Early last month, I took the KTM 390 Adventure from Mumbai to Goa and back. If you didn’t read my column last month, it was a ride more wet than wild, and the 390 was left feeling like it had been put through a rough spin cycle. The most apparent sign was a chain that hung loose like a Dussehra garland. And so, a service was scheduled and off I went to Ahuja KTM in Andheri, after learning that the place was known for its high-quality work. I spent a total of three hours there and roughly Rs 5000 which included parts, and also the purchase of an extended warranty for two years or 30,000 km. At the reduced rate at which the bike’s running, it’s safe to say it’ll be the former.
Anyway, the technician who worked on the bike was more or less a KTM robot, finishing one task after another with practised ease. He didn’t mind that I was hovering around instead of sitting in the air-conditioned lounge, either. I had a list of things that I wanted done in addition to the normal service, including greasing of the steering head bearings and software updates for the ECU and the TFT screen. The things changed were the oil and oil filter, the air filter that looked like it’d been through the Dakar, a few bolts that’d fallen off on the ride, and other minor parts.

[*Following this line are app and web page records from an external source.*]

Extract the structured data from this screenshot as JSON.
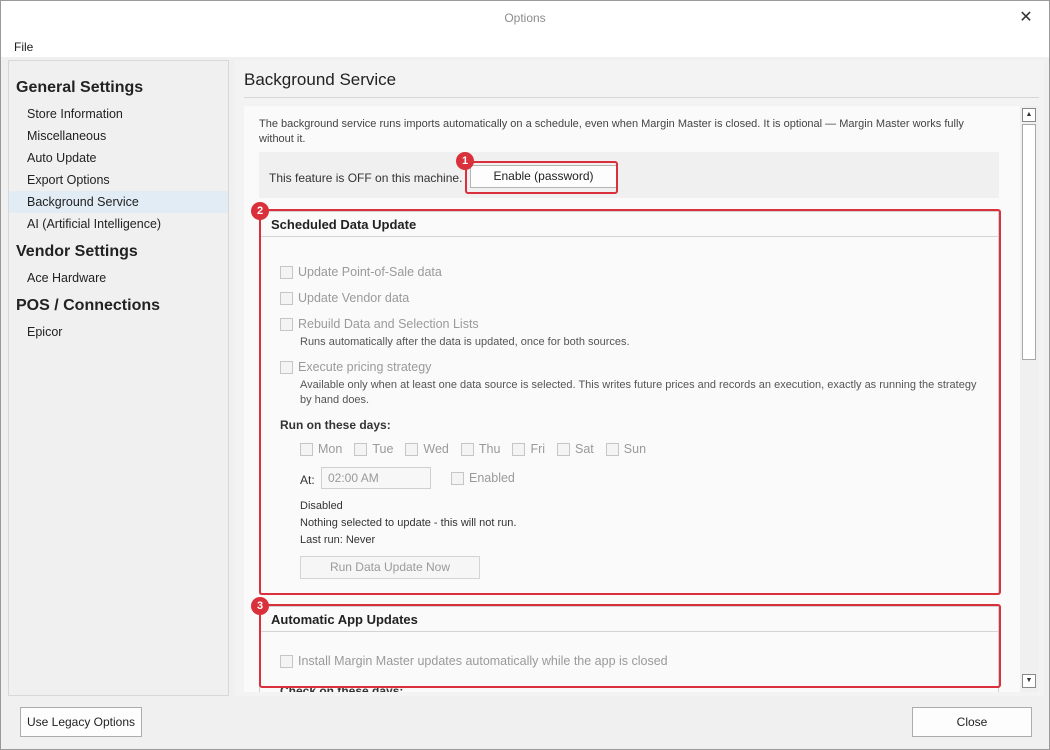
{
  "window": {
    "title": "Options",
    "close_glyph": "✕"
  },
  "menu": {
    "file": "File"
  },
  "sidebar": {
    "groups": [
      {
        "title": "General Settings",
        "items": [
          "Store Information",
          "Miscellaneous",
          "Auto Update",
          "Export Options",
          "Background Service",
          "AI (Artificial Intelligence)"
        ]
      },
      {
        "title": "Vendor Settings",
        "items": [
          "Ace Hardware"
        ]
      },
      {
        "title": "POS / Connections",
        "items": [
          "Epicor"
        ]
      }
    ],
    "active_item": "Background Service"
  },
  "main": {
    "title": "Background Service",
    "intro": "The background service runs imports automatically on a schedule, even when Margin Master is closed. It is optional — Margin Master works fully without it.",
    "status": {
      "text": "This feature is OFF on this machine.",
      "enable_button": "Enable (password)"
    },
    "scheduled": {
      "header": "Scheduled Data Update",
      "pos_label": "Update Point-of-Sale data",
      "vendor_label": "Update Vendor data",
      "rebuild_label": "Rebuild Data and Selection Lists",
      "rebuild_note": "Runs automatically after the data is updated, once for both sources.",
      "pricing_label": "Execute pricing strategy",
      "pricing_note": "Available only when at least one data source is selected. This writes future prices and records an execution, exactly as running the strategy by hand does.",
      "days_title": "Run on these days:",
      "days": [
        "Mon",
        "Tue",
        "Wed",
        "Thu",
        "Fri",
        "Sat",
        "Sun"
      ],
      "at_label": "At:",
      "time_value": "02:00 AM",
      "enabled_label": "Enabled",
      "state": "Disabled",
      "nothing_selected": "Nothing selected to update - this will not run.",
      "last_run": "Last run: Never",
      "run_now": "Run Data Update Now"
    },
    "app_updates": {
      "header": "Automatic App Updates",
      "install_label": "Install Margin Master updates automatically while the app is closed",
      "check_days_title": "Check on these days:"
    },
    "markers": [
      "1",
      "2",
      "3"
    ]
  },
  "footer": {
    "legacy": "Use Legacy Options",
    "close": "Close"
  },
  "colors": {
    "highlight": "#d9303b",
    "active_nav": "#e1ecf5"
  },
  "icons": {
    "scroll_up": "▲",
    "scroll_down": "▼"
  }
}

However, the software update couldn’t fix the screen’s newfound habit of keeping its indicator and high beam tell-tale lights permanently on. It was a minor irritant, but everything else is working fine, so I’m not too bothered about it right now. In any case, with everything tightened and lubed, the 390 now feels like a new bike. During the software update, which requires the bike to be kept switched on but not running, the technician informed me that the battery isn’t holding charge, and that earlier bikes’ batteries did have this problem. And guess what? Just before writing this, I went down to crank the bike, and the battery’s dead. Sigh.